Exercise goal:
Working from the records below, return word for word the line that contains "Serialize everything readable" and each line after it, ending with the last. Skip all pictures.

Provided records Block Start

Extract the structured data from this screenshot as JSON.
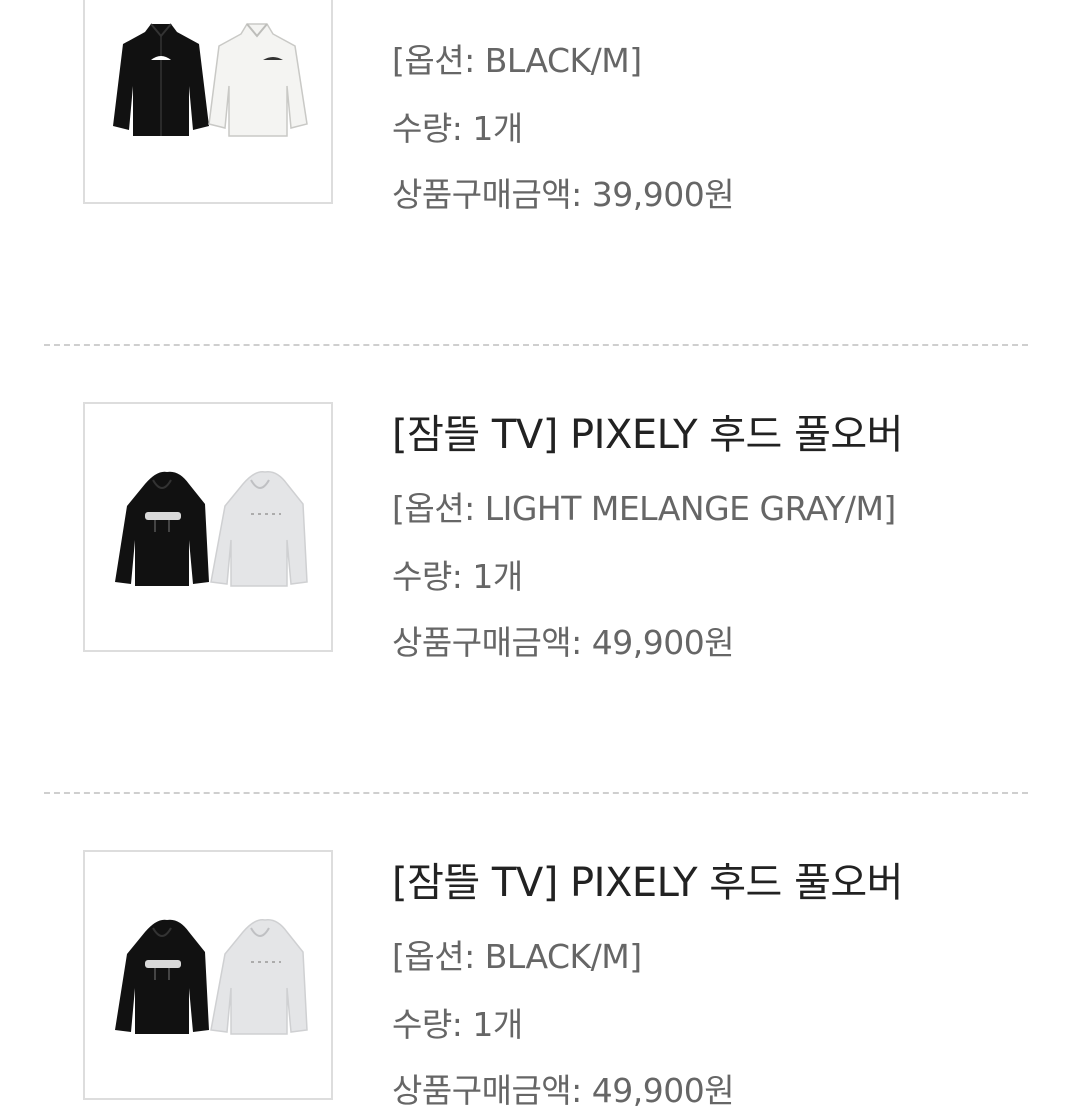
{
  "items": [
    {
      "title": "",
      "option": "[옵션: BLACK/M]",
      "quantity": "수량: 1개",
      "price": "상품구매금액: 39,900원",
      "image_icon": "jacket-pair-icon"
    },
    {
      "title": "[잠뜰 TV] PIXELY 후드 풀오버",
      "option": "[옵션: LIGHT MELANGE GRAY/M]",
      "quantity": "수량: 1개",
      "price": "상품구매금액: 49,900원",
      "image_icon": "hoodie-pair-icon"
    },
    {
      "title": "[잠뜰 TV] PIXELY 후드 풀오버",
      "option": "[옵션: BLACK/M]",
      "quantity": "수량: 1개",
      "price": "상품구매금액: 49,900원",
      "image_icon": "hoodie-pair-icon"
    }
  ],
  "colors": {
    "title_text": "#222222",
    "detail_text": "#666666",
    "divider": "#cfcfcf",
    "thumb_border": "#dddddd",
    "garment_black": "#111111",
    "garment_white": "#f4f4f2",
    "garment_gray": "#e4e5e7"
  }
}
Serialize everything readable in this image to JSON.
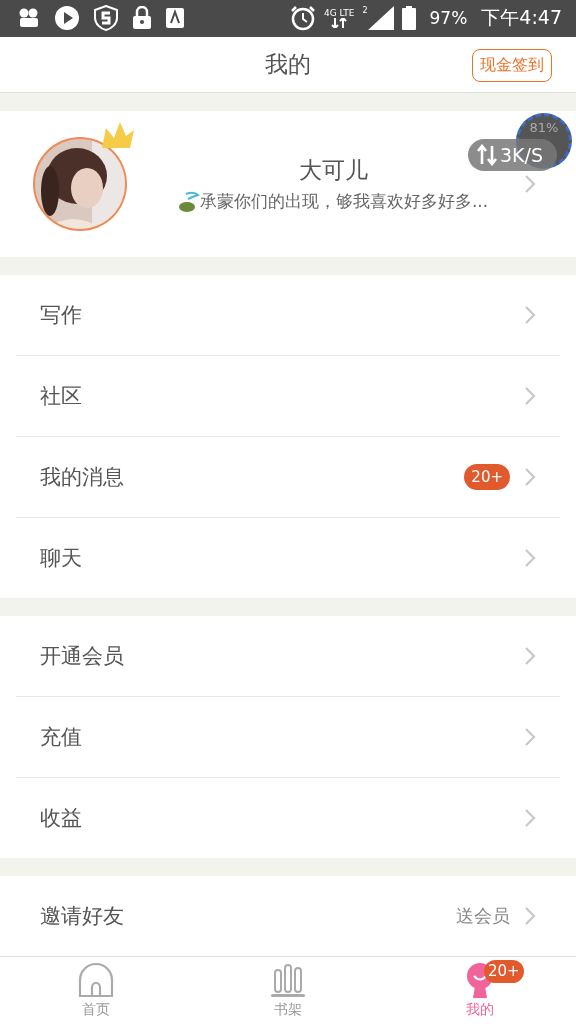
{
  "status_bar": {
    "network": "4G LTE",
    "sim": "2",
    "battery": "97%",
    "time": "下午4:47"
  },
  "header": {
    "title": "我的",
    "action": "现金签到"
  },
  "profile": {
    "name": "大可儿",
    "motto": "承蒙你们的出现，够我喜欢好多好多..."
  },
  "speed_widget": {
    "percent": "81%",
    "speed": "3K/S"
  },
  "groups": [
    [
      {
        "label": "写作"
      },
      {
        "label": "社区"
      },
      {
        "label": "我的消息",
        "badge": "20+"
      },
      {
        "label": "聊天"
      }
    ],
    [
      {
        "label": "开通会员"
      },
      {
        "label": "充值"
      },
      {
        "label": "收益"
      }
    ],
    [
      {
        "label": "邀请好友",
        "detail": "送会员"
      }
    ]
  ],
  "tabs": [
    {
      "kind": "home",
      "label": "首页",
      "selected": false
    },
    {
      "kind": "shelf",
      "label": "书架",
      "selected": false
    },
    {
      "kind": "me",
      "label": "我的",
      "selected": true,
      "badge": "20+"
    }
  ]
}
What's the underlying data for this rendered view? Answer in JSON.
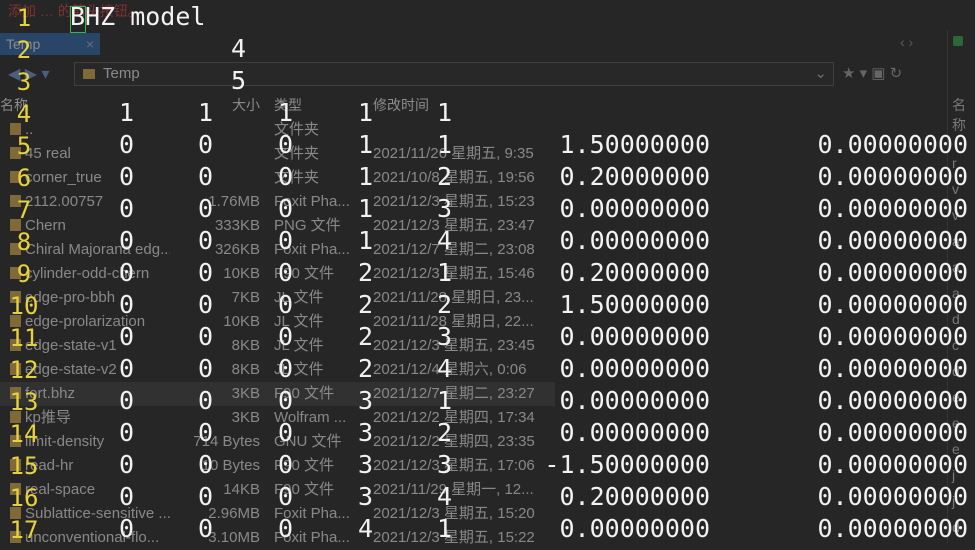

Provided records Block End

Exercise answer:
Serialize everything readable in this image to JSON.
{
  "status_bar": {
    "network": "4G LTE",
    "sim": "2",
    "battery": "97%",
    "time": "下午4:47"
  },
  "header": {
    "title": "我的",
    "action": "现金签到"
  },
  "profile": {
    "name": "大可儿",
    "motto": "承蒙你们的出现，够我喜欢好多好多..."
  },
  "speed_widget": {
    "percent": "81%",
    "speed": "3K/S"
  },
  "groups": [
    [
      {
        "label": "写作"
      },
      {
        "label": "社区"
      },
      {
        "label": "我的消息",
        "badge": "20+"
      },
      {
        "label": "聊天"
      }
    ],
    [
      {
        "label": "开通会员"
      },
      {
        "label": "充值"
      },
      {
        "label": "收益"
      }
    ],
    [
      {
        "label": "邀请好友",
        "detail": "送会员"
      }
    ]
  ],
  "tabs": [
    {
      "kind": "home",
      "label": "首页",
      "selected": false
    },
    {
      "kind": "shelf",
      "label": "书架",
      "selected": false
    },
    {
      "kind": "me",
      "label": "我的",
      "selected": true,
      "badge": "20+"
    }
  ]
}
What's the underlying data for this rendered view? Answer in JSON.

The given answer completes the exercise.